One of the key benefits of Bring Your Own Device is the flexibility it offers. Allowing employees to use their own devices offers flexibility as the practice allows them to work from anywhere at any time. As a result, the practice removes the need to email documents back and forth for storage in the company’s system after working on it. In addition, the Bring Your Own Device policy gives the employer relatively greater flexibility to try out new solutions such as collecting field data with tablets and phones where there is a technical setup involved (Palanisamy et al., 2022). Another benefit of the policy is financial savings. Employers save money since they do not have to purchase devices for all of their employees. Also, employees are more likely to take better care of their devices than they do with the ones owned by the organization since they own them hence reducing the cost associated with repairs and updates among others (Gökçe et al., 2019).
Other benefits associated with BYOD workforce mobility, increased employee productivity and efficiency, improved employee satisfaction, and allows greater choice in device type for the employees. Moreover, it cuts down on device management for organization-owned devices and reduces software licensing costs and hardware spending (Palanisamy et al., 2022). Thus, it offers many benefits to both the organization and its employees.
Disadvantages of Bring Your Own Device

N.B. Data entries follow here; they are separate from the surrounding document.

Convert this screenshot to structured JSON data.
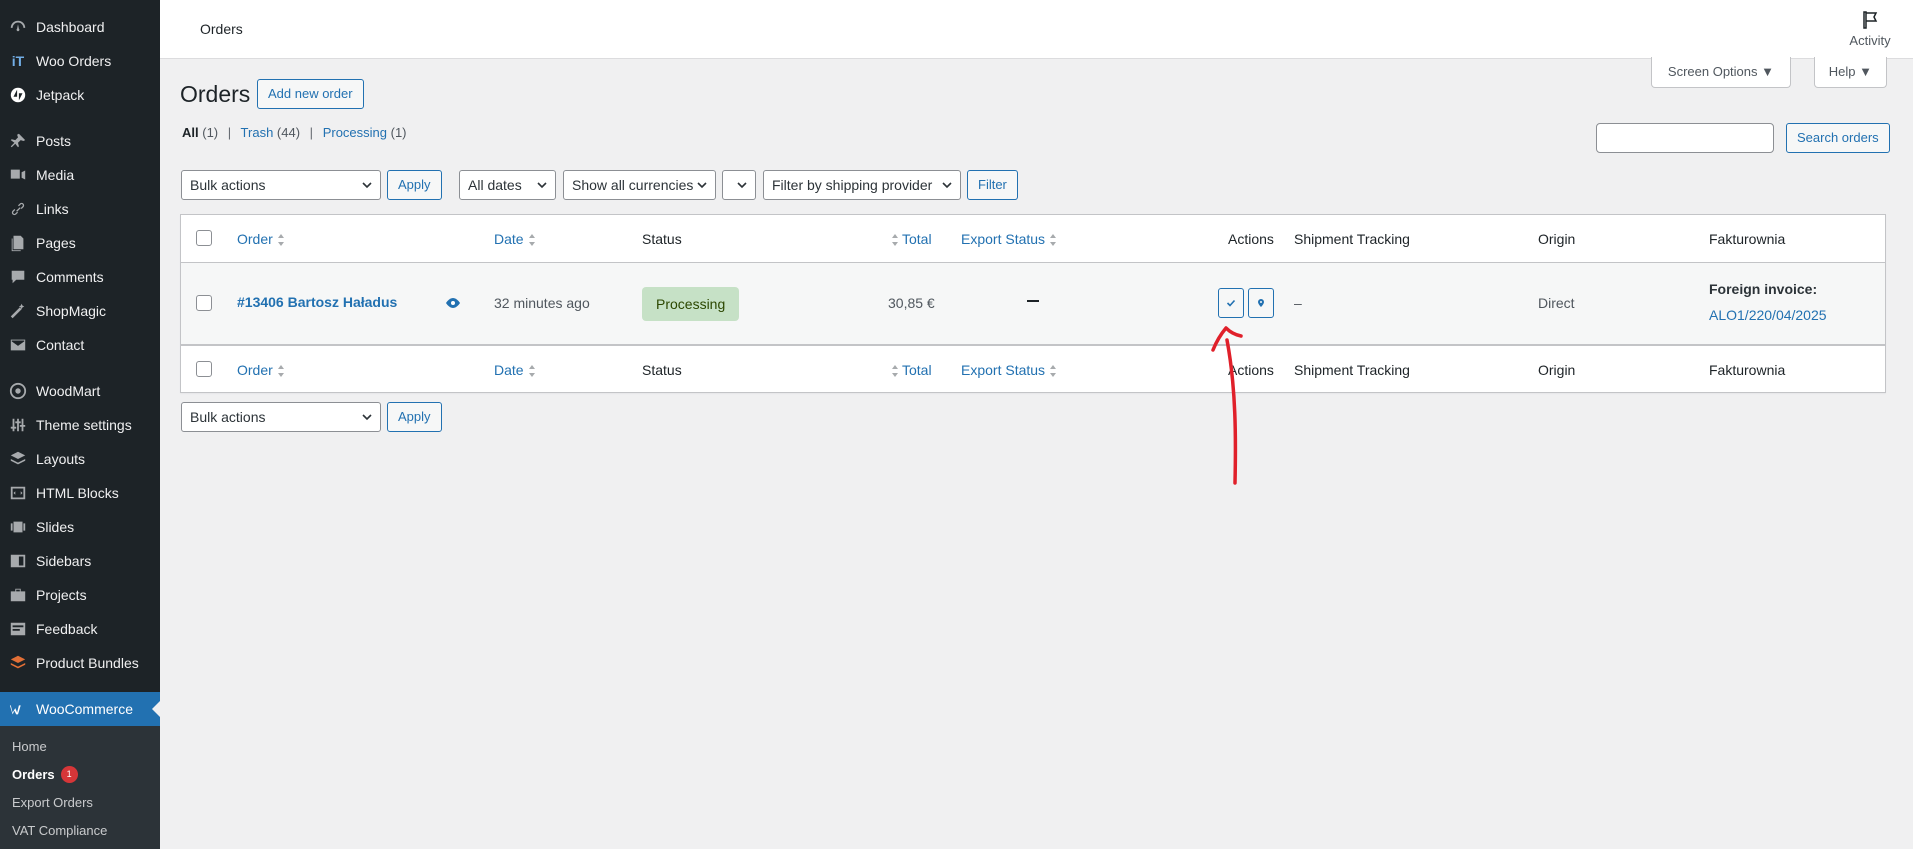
{
  "sidebar": {
    "items": [
      {
        "label": "Dashboard",
        "icon": "dashboard-icon"
      },
      {
        "label": "Woo Orders",
        "icon": "it-logo-icon"
      },
      {
        "label": "Jetpack",
        "icon": "jetpack-icon"
      },
      {
        "label": "Posts",
        "icon": "pin-icon"
      },
      {
        "label": "Media",
        "icon": "media-icon"
      },
      {
        "label": "Links",
        "icon": "link-icon"
      },
      {
        "label": "Pages",
        "icon": "pages-icon"
      },
      {
        "label": "Comments",
        "icon": "comment-icon"
      },
      {
        "label": "ShopMagic",
        "icon": "magic-wand-icon"
      },
      {
        "label": "Contact",
        "icon": "mail-icon"
      },
      {
        "label": "WoodMart",
        "icon": "woodmart-icon"
      },
      {
        "label": "Theme settings",
        "icon": "sliders-icon"
      },
      {
        "label": "Layouts",
        "icon": "layers-icon"
      },
      {
        "label": "HTML Blocks",
        "icon": "code-block-icon"
      },
      {
        "label": "Slides",
        "icon": "slides-icon"
      },
      {
        "label": "Sidebars",
        "icon": "sidebar-icon"
      },
      {
        "label": "Projects",
        "icon": "briefcase-icon"
      },
      {
        "label": "Feedback",
        "icon": "feedback-icon"
      },
      {
        "label": "Product Bundles",
        "icon": "bundles-icon"
      },
      {
        "label": "WooCommerce",
        "icon": "woocommerce-icon"
      }
    ],
    "submenu": [
      {
        "label": "Home"
      },
      {
        "label": "Orders",
        "badge": "1"
      },
      {
        "label": "Export Orders"
      },
      {
        "label": "VAT Compliance"
      }
    ]
  },
  "topbar": {
    "title": "Orders",
    "activity_label": "Activity",
    "screen_options_label": "Screen Options ▼",
    "help_label": "Help ▼"
  },
  "main": {
    "heading": "Orders",
    "add_new_label": "Add new order",
    "views": {
      "all_label": "All",
      "all_count": "(1)",
      "trash_label": "Trash",
      "trash_count": "(44)",
      "processing_label": "Processing",
      "processing_count": "(1)"
    },
    "search_button_label": "Search orders",
    "filters": {
      "bulk_actions": "Bulk actions",
      "apply_label": "Apply",
      "dates": "All dates",
      "currencies": "Show all currencies",
      "shipping_provider": "Filter by shipping provider",
      "filter_label": "Filter"
    }
  },
  "table": {
    "columns": {
      "order": "Order",
      "date": "Date",
      "status": "Status",
      "total": "Total",
      "export_status": "Export Status",
      "actions": "Actions",
      "shipment_tracking": "Shipment Tracking",
      "origin": "Origin",
      "fakturownia": "Fakturownia"
    },
    "rows": [
      {
        "order": "#13406 Bartosz Haładus",
        "date": "32 minutes ago",
        "status": "Processing",
        "total": "30,85 €",
        "shipment_tracking": "–",
        "origin": "Direct",
        "invoice_label": "Foreign invoice:",
        "invoice_number": "ALO1/220/04/2025"
      }
    ]
  },
  "colors": {
    "accent": "#2271b1",
    "sidebar_bg": "#1d2327",
    "status_processing_bg": "#c6e1c6",
    "annotation": "#e0202a"
  }
}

The disadvantages associated with Bring Your Own Device are related to security and data protection. The first risk of Bring Your Own Device is data theft. Allowing employees to use their own devices can result in some of the personal applications exposing confidential information and corporate data. Cybercriminals are always looking for improperly managed devices for opportunities to steal valuable corporate data. Another con of the practice is malware. Employees usually their personal devices to download various types of files and applications. In the process of downloading the files and applications, employees can unknowingly download malware that could be passed to the organization’s network when the employee logs in from the infected device (Gökçe et al., 2019).
In addition, Bring Your Own Device can bring legal problems. In case of a security breach stemming from the use of personal devices, a company can have serious ramifications since customers expect the organization to protect personal data. Also, unprotected and improperly managed devices can lead to private information leaking accidentally or intentionally. The responsibility to manage anti-viruses, anti-malware, security patches, passwords, and other safety measures fall onto the device owner. As a result, the organization has little control over safeguarding the devices (Gökçe et al., 2019).
Thus, the Bring Your Own Device practice has both benefits and disadvantages. As such, organizations should the policy with caution. This includes proper employee training on security measures to ensure that they are well-positioned to protect customers’ confidential information and corporate data. In addition, the company should sensitize employees in an ongoing fashion regarding always that their devices are well protected.